27. Shall we say January 20?
28. How about the following week?
29. Would the week of January 18 work for you?

Asking for suggestions

When you have to decide on times and places to do things, you can invite the other person to make suggestions. It can be seen as a sign of politeness.
30. What would you suggest?
31. Do you have a time/place in mind?

Making requests

When you ask people to do things for you, it’s again essential to be polite. You can use the magic words “could” and “please” as seen below:
32. Could you send me an email with the detailed offer?
33. Do you mind sending me the report again, please?

Promising action

When you promise action, you may want to add when something is going to happen. Remember that in English we don’t use the future tense after time expressions like “when” and “as soon as.”
34. I’ll ask him to call you as soon as he gets back.
Notice that after “as soon as” we use “he gets back,” present tense.
35. I’ll send you the report as soon as possible.

Saying you cannot help

There are situations when you can’t help the other person, and it may be hard to say so. Just be firm and polite:
36. I’m afraid I can’t give you that information.
37. Sorry, but I’m not allowed to give details about that.

Ending the call

Remember to thank the other person for calling or for helping you. You can do that in any of the following ways:
38. Thank you very much for your help.
39. Thanks for calling.
40. Thank you for your time.
Once you learn some of these expressions to help you with phone calls, you will feel much better about your language skills. Don’t forget to practice them every day, and remember: People can’t always tell how long you’ve been studying English, but they can easily tell if you are smiling when speaking on the phone!
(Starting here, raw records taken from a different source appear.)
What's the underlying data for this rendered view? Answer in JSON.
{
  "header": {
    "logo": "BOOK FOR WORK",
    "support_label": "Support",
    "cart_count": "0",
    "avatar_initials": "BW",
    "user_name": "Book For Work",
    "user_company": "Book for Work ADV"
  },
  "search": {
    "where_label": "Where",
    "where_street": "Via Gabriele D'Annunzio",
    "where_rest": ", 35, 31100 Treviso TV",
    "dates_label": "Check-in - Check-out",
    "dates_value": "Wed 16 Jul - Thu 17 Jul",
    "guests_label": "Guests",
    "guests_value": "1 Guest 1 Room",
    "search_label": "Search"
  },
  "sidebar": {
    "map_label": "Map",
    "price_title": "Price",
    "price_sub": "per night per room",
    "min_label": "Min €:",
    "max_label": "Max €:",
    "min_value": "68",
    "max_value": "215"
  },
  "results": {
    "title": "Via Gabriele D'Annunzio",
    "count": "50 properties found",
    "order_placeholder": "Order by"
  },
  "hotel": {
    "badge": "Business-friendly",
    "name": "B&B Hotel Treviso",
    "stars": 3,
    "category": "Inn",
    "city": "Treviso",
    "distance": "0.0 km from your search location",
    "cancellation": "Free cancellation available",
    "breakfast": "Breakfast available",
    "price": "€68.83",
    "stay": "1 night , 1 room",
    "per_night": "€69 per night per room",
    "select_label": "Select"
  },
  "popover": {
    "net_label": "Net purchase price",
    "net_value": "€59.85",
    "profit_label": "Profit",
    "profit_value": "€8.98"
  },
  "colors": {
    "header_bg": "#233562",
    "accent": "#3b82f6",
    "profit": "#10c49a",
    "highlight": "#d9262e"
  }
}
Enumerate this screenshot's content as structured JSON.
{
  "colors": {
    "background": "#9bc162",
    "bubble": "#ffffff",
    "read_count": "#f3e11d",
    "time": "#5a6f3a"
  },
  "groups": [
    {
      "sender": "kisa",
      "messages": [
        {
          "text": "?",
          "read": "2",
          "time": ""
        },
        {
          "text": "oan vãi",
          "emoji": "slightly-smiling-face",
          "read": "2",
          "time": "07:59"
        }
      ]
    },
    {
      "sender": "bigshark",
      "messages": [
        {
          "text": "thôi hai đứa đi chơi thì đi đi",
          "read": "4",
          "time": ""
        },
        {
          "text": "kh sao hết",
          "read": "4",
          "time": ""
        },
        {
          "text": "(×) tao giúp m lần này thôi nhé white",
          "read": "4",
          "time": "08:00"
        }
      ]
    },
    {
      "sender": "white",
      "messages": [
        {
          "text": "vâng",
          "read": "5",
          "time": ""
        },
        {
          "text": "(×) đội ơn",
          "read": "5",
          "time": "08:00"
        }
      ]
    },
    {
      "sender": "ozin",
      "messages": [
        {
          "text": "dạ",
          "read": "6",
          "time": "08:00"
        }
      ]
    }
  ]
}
Telephoning Phrases: Starting the Call

grammar concepts in phone calls

You can use the previous learning strategy with grammar as well, not just with new vocabulary. Every time you see a new grammar structure, write it down, make your own examples with it and then use it at work!
Here are some example topics, as they relate to phone conversations.
Modal verbs
  • Could I ask who’s calling, please?
  • How may I help you?
Expressions followed by verbs ending in “-ing”
  • Do you mind waiting a few minutes?
  • Thanks for calling.
Expressions followed by infinitives
  • I’m calling to clarify
  • I’d like to leave him a message.
  • When is a good time to call?

Role play with a friend

It may also help to read out the phrases below and practice making phone calls with a friend first. You will be less nervous if you practice with somebody you know. If you don’t have someone to practice with, you can practice on your own.
Reading aloud in English will help you improve your pronunciation. If you record yourself as you practice, you can even become aware of your own mistakes.